Material provided =
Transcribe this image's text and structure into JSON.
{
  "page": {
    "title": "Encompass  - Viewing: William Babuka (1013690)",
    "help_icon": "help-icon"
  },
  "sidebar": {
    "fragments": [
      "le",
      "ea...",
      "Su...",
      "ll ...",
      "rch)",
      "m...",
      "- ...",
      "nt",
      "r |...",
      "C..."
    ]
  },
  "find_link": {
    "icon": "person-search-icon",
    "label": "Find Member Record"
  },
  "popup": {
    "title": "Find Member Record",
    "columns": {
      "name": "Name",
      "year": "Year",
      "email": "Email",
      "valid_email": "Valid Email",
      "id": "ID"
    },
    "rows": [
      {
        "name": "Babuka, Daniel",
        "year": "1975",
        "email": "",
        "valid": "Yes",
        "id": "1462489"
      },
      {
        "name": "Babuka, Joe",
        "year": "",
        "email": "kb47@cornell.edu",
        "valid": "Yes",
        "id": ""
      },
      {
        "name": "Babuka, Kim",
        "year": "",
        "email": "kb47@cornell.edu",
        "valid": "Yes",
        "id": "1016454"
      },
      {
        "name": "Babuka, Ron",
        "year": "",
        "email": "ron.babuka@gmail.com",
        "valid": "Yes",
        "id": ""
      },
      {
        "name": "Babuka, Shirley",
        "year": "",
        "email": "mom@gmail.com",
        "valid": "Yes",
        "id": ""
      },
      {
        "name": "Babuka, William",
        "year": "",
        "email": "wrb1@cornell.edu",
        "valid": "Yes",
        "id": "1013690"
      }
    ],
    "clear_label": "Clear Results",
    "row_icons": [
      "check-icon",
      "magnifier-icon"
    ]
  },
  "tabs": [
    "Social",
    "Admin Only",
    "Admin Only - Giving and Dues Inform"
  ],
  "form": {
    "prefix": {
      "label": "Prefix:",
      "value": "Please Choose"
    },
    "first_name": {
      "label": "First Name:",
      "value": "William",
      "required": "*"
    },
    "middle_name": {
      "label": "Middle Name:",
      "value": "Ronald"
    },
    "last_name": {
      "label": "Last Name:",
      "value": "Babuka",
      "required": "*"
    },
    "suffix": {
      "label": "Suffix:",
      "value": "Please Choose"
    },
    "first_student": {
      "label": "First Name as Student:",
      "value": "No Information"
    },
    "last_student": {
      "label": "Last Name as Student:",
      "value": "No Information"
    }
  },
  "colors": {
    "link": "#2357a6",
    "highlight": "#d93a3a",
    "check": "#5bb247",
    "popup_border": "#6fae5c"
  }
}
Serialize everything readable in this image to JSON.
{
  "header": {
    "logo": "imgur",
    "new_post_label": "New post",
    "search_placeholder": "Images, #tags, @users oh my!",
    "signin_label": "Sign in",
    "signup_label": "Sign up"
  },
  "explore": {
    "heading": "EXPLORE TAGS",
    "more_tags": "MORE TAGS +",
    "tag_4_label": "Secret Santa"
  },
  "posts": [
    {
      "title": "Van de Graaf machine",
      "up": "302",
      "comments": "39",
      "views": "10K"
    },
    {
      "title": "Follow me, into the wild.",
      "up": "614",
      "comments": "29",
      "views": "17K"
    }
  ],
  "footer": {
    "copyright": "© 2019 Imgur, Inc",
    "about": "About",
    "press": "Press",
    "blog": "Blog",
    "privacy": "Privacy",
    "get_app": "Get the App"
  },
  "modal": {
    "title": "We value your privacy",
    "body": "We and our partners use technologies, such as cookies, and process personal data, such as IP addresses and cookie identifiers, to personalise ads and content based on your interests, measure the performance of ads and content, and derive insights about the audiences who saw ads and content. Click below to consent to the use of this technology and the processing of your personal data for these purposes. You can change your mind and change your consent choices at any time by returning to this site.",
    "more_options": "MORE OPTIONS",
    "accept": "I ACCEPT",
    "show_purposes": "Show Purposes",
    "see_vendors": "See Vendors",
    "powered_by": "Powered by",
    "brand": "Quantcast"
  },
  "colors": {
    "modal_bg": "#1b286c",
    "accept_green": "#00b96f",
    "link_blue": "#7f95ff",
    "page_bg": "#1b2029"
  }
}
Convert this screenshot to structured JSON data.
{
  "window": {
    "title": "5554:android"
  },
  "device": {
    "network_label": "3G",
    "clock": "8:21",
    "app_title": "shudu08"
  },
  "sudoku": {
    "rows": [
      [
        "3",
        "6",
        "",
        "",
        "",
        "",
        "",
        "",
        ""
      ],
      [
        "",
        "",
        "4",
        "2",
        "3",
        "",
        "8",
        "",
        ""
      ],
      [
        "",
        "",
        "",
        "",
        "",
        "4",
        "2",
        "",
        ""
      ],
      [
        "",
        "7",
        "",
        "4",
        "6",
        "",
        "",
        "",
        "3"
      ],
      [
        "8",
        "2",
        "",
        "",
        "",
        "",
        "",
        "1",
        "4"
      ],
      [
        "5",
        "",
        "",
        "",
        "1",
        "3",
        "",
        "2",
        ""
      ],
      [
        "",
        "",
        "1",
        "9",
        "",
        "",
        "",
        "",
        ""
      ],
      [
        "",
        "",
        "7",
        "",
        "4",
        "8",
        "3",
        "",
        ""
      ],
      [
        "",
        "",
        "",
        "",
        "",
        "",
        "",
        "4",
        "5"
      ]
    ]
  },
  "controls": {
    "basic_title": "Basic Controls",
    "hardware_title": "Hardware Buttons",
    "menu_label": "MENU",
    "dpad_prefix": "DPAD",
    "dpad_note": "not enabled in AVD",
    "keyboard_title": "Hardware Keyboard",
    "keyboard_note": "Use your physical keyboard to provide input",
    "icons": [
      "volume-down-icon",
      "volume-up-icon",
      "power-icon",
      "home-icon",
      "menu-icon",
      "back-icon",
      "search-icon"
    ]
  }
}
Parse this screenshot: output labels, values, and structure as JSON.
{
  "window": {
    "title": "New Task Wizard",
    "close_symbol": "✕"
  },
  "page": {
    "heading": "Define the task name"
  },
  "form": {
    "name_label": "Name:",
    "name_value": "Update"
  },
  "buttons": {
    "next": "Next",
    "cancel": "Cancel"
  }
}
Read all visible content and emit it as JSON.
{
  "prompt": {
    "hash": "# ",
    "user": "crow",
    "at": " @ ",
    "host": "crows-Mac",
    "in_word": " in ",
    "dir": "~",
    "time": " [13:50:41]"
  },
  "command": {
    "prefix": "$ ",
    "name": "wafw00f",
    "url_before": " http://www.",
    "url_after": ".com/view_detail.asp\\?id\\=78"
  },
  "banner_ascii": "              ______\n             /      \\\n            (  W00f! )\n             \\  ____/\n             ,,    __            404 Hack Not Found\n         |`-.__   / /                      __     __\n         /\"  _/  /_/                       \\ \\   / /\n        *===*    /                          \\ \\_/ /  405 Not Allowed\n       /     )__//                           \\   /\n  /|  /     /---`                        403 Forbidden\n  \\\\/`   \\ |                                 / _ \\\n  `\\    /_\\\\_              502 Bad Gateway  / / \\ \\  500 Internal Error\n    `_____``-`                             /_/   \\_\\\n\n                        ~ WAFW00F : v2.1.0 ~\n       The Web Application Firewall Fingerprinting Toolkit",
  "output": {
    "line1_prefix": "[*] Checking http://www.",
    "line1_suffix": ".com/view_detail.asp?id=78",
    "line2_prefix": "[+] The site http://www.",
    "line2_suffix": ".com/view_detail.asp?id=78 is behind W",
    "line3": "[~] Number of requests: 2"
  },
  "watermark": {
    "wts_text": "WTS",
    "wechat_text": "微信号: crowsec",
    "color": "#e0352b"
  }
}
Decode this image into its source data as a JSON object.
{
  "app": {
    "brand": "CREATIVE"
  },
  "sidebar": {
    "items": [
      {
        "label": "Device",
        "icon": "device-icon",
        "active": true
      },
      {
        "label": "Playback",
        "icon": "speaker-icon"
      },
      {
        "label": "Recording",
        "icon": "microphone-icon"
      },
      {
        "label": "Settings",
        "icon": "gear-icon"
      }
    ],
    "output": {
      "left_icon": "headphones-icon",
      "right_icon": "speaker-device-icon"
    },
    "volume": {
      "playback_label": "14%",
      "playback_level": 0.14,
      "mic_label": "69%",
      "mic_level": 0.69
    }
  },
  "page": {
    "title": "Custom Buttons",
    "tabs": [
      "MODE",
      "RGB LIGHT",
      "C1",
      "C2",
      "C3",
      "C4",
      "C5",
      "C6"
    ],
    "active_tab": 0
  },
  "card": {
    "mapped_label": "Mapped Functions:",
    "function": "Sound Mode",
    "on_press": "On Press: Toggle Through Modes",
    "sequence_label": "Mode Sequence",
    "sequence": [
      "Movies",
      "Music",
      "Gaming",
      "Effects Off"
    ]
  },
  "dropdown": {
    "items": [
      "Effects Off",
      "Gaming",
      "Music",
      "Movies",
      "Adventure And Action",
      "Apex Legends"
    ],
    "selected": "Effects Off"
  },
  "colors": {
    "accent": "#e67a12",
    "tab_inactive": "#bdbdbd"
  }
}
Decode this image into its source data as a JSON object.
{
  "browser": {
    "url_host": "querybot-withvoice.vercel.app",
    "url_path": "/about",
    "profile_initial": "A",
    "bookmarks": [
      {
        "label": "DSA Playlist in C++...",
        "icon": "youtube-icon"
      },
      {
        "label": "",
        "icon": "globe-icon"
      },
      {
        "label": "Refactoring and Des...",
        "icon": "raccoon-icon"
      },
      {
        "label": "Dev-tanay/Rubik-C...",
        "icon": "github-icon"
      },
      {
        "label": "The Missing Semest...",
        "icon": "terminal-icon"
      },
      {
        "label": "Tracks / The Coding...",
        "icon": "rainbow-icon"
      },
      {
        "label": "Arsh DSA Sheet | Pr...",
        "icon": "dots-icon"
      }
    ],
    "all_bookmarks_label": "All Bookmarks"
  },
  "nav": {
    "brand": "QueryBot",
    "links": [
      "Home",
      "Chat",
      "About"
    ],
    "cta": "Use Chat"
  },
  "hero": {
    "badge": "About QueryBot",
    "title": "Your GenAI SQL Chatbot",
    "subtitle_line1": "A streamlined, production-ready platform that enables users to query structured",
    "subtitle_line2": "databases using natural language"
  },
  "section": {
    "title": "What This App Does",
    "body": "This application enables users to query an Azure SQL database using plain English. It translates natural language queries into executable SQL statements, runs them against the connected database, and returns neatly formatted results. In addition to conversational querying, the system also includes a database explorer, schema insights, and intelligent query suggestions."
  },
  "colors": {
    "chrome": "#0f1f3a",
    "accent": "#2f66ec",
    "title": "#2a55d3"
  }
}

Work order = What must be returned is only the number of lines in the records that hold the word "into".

Answer to this problem = 5